The records are to be copied in their entirety, exactly as given.
+-------+
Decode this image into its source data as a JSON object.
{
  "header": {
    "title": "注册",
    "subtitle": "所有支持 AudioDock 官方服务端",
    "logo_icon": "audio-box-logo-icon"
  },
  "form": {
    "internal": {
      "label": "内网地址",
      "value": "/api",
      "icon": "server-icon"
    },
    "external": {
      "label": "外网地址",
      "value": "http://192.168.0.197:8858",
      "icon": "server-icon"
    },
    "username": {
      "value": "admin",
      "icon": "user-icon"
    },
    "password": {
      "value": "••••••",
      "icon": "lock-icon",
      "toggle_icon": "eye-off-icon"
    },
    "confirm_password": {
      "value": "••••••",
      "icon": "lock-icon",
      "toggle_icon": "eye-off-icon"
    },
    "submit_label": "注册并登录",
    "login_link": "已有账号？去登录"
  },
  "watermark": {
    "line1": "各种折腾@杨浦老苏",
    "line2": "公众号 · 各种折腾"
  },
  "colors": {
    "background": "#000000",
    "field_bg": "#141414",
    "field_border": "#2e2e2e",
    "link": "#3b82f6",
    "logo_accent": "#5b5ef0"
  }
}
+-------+
◆ **ANSWER BOX**
Decode this image into its source data as a JSON object.
{
  "header": {
    "title": "注册",
    "subtitle": "所有支持 AudioDock 官方服务端",
    "logo_icon": "audio-box-logo-icon"
  },
  "form": {
    "internal": {
      "label": "内网地址",
      "value": "/api",
      "icon": "server-icon"
    },
    "external": {
      "label": "外网地址",
      "value": "http://192.168.0.197:8858",
      "icon": "server-icon"
    },
    "username": {
      "value": "admin",
      "icon": "user-icon"
    },
    "password": {
      "value": "••••••",
      "icon": "lock-icon",
      "toggle_icon": "eye-off-icon"
    },
    "confirm_password": {
      "value": "••••••",
      "icon": "lock-icon",
      "toggle_icon": "eye-off-icon"
    },
    "submit_label": "注册并登录",
    "login_link": "已有账号？去登录"
  },
  "watermark": {
    "line1": "各种折腾@杨浦老苏",
    "line2": "公众号 · 各种折腾"
  },
  "colors": {
    "background": "#000000",
    "field_bg": "#141414",
    "field_border": "#2e2e2e",
    "link": "#3b82f6",
    "logo_accent": "#5b5ef0"
  }
}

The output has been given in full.